The armoured glyptodonts and ankylosaurs are one of my favourite examples of convergent evolution, the evolutionary phenomenon in which distantly related animals evolve […]Read More »
Victoria Arbour joined the Royal BC Museum in 2018 as the Curator of Palaeontology following an NSERC postdoctoral fellowship at the University of Toronto and Royal Ontario Museum, and a postdoctoral appointment at the North Carolina Museum of Natural Sciences and North Carolina State University. Victoria is a vertebrate palaeontologist and evolutionary biologist and is the leading expert on the palaeobiology of the armoured dinosaurs known as ankylosaurs. She has named several new species of ankylosaurs, studied how they used and evolved their charismatic armour and weaponry, and investigated how their biogeography was shaped by dispersals between Asia and North America.

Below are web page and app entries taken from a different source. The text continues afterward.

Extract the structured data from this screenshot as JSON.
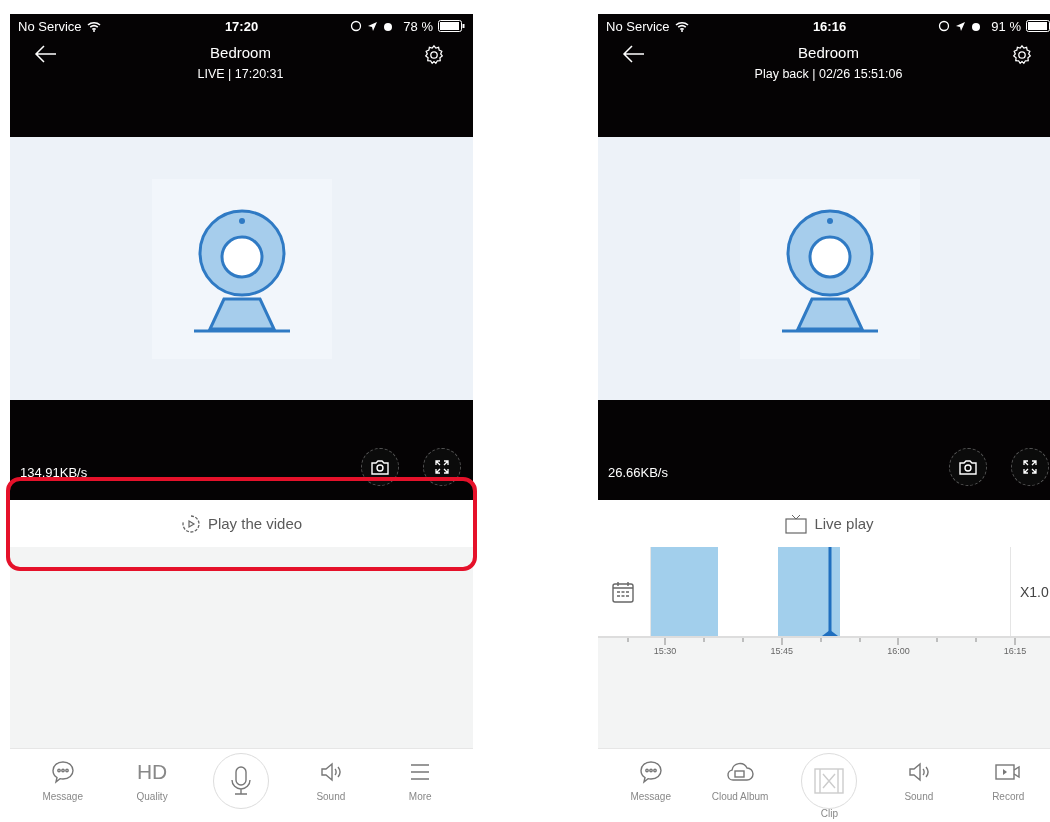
{
  "phones": [
    {
      "status": {
        "carrier": "No Service",
        "time": "17:20",
        "battery": "78 %"
      },
      "title": "Bedroom",
      "subtitle": "LIVE | 17:20:31",
      "speed": "134.91KB/s",
      "action": {
        "kind": "play",
        "label": "Play the video",
        "highlighted": true
      },
      "toolbar": [
        {
          "kind": "message",
          "label": "Message"
        },
        {
          "kind": "quality",
          "icon_text": "HD",
          "label": "Quality"
        },
        {
          "kind": "mic"
        },
        {
          "kind": "sound",
          "label": "Sound"
        },
        {
          "kind": "more",
          "label": "More"
        }
      ]
    },
    {
      "status": {
        "carrier": "No Service",
        "time": "16:16",
        "battery": "91 %"
      },
      "title": "Bedroom",
      "subtitle": "Play back | 02/26 15:51:06",
      "speed": "26.66KB/s",
      "action": {
        "kind": "live",
        "label": "Live play",
        "highlighted": false
      },
      "timeline": {
        "speed": "X1.0",
        "ticks": [
          "15:30",
          "15:45",
          "16:00",
          "16:15"
        ]
      },
      "toolbar": [
        {
          "kind": "message",
          "label": "Message"
        },
        {
          "kind": "cloud",
          "label": "Cloud Album"
        },
        {
          "kind": "clip",
          "label": "Clip"
        },
        {
          "kind": "sound",
          "label": "Sound"
        },
        {
          "kind": "record",
          "label": "Record"
        }
      ]
    }
  ]
}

British Columbia has a rich fossil record spanning over 500 million years of the history of life on Earth. Victoria’s research at the Royal BC Museum will investigate how the ancient plants and animals that lived here responded to changing climates, shifting continents, and mass extinctions. Victoria also hopes to build the currently small but scientifically significant collection of vertebrate fossils (including dinosaurs) from British Columbia through new field expeditions around the province.

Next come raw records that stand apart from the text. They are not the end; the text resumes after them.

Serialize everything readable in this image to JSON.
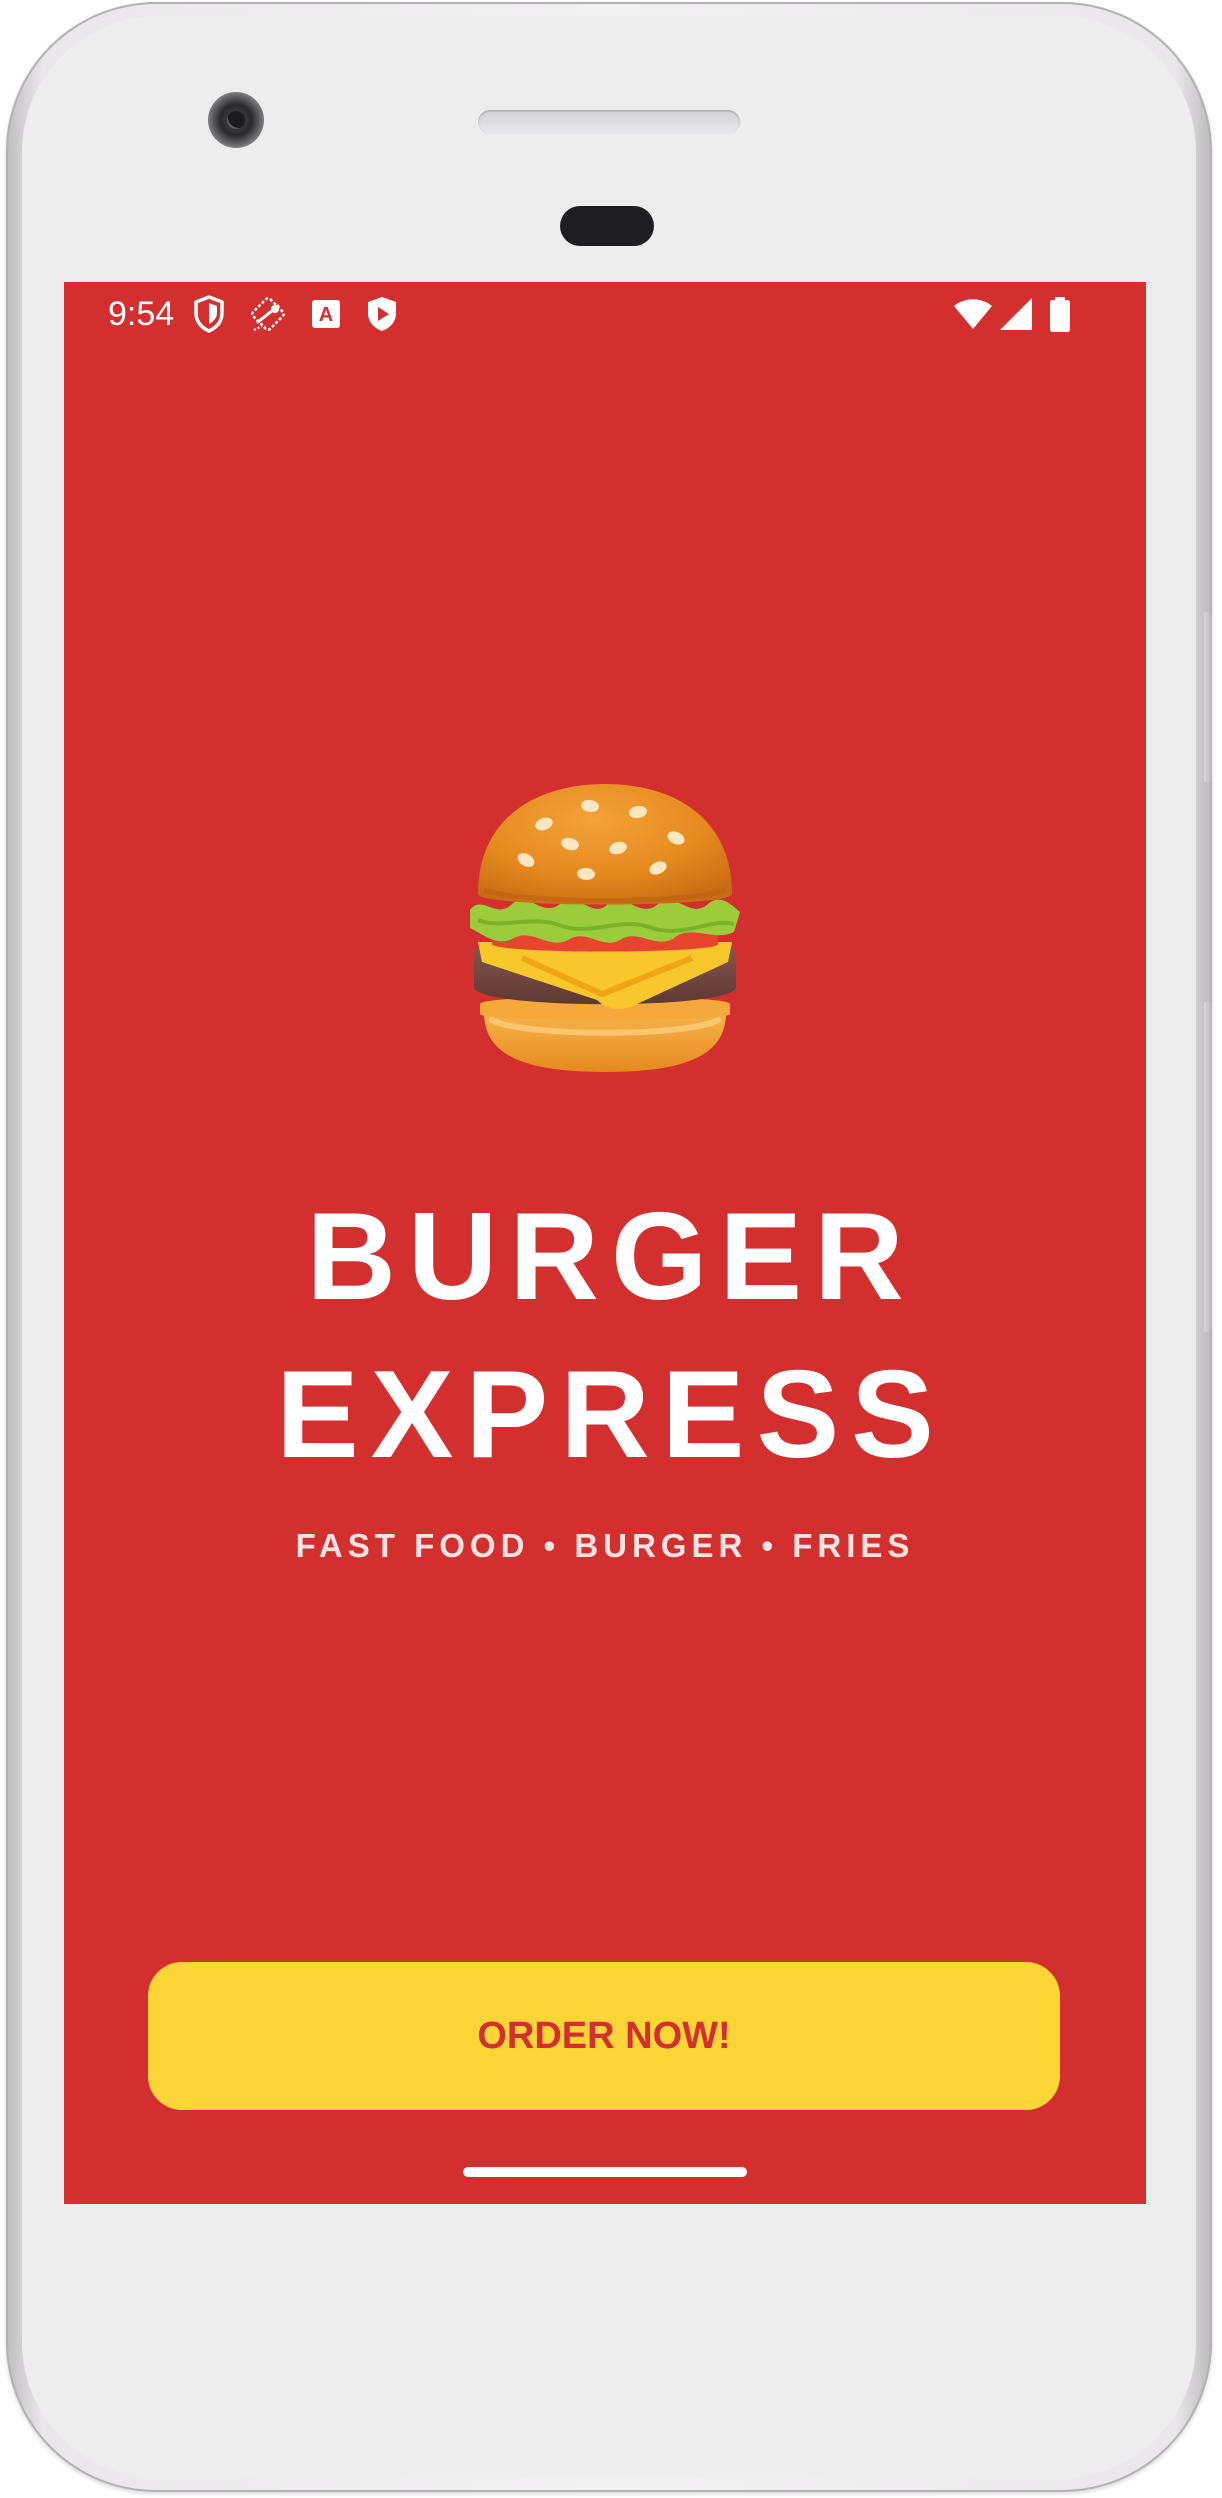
{
  "status_bar": {
    "time": "9:54",
    "left_icons": [
      "shield-icon",
      "tool-icon",
      "text-a-icon",
      "play-shield-icon"
    ],
    "right_icons": [
      "wifi-icon",
      "signal-icon",
      "battery-icon"
    ],
    "a_glyph": "A"
  },
  "splash": {
    "emoji": "hamburger",
    "title_line_1": "BURGER",
    "title_line_2": "EXPRESS",
    "tagline": "FAST FOOD • BURGER • FRIES",
    "cta_label": "ORDER NOW!"
  },
  "colors": {
    "background": "#d32f2f",
    "cta_background": "#fbd535",
    "cta_text": "#d32f2f",
    "text": "#ffffff"
  }
}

EducationPhD, Biological Sciences, University of Alberta (2014)
MSc, Biological Sciences, University of Alberta (2009)
BSc, Earth Sciences and Biology, Dalhousie University (2006)

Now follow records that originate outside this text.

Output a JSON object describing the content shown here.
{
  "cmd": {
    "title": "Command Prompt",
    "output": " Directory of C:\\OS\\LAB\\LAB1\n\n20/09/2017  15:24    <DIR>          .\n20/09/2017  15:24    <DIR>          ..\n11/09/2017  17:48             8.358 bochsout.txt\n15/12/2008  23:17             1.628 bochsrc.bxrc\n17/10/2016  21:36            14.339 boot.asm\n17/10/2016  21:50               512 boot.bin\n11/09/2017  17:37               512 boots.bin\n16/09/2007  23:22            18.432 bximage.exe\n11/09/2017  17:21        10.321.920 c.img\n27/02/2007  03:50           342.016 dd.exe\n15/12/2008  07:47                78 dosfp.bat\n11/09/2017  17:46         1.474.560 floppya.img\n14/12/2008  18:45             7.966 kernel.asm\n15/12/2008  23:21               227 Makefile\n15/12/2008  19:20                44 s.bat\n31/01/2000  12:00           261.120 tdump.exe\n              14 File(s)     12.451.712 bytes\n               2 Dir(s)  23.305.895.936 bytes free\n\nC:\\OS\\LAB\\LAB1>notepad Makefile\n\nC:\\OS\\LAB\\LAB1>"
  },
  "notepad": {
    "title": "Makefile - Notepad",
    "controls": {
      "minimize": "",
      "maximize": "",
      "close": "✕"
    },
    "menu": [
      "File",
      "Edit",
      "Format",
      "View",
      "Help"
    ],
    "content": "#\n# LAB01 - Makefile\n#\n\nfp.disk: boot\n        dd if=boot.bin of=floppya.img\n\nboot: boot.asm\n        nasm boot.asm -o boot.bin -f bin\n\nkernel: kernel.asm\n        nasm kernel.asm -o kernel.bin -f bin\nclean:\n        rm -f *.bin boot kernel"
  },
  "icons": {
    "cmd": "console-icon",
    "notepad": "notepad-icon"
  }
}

Areas of InterestVertebrate palaeontology of British Columbia
Dinosaur evolution and palaeobiology
Evolution of animal armour and weapons
Public engagement with scientific research
I’m thrilled to announce the publication of my first book, Zuul: Life of an Armoured Dinosaur! Co-authored with my colleague Dr. David Evans […]Read More »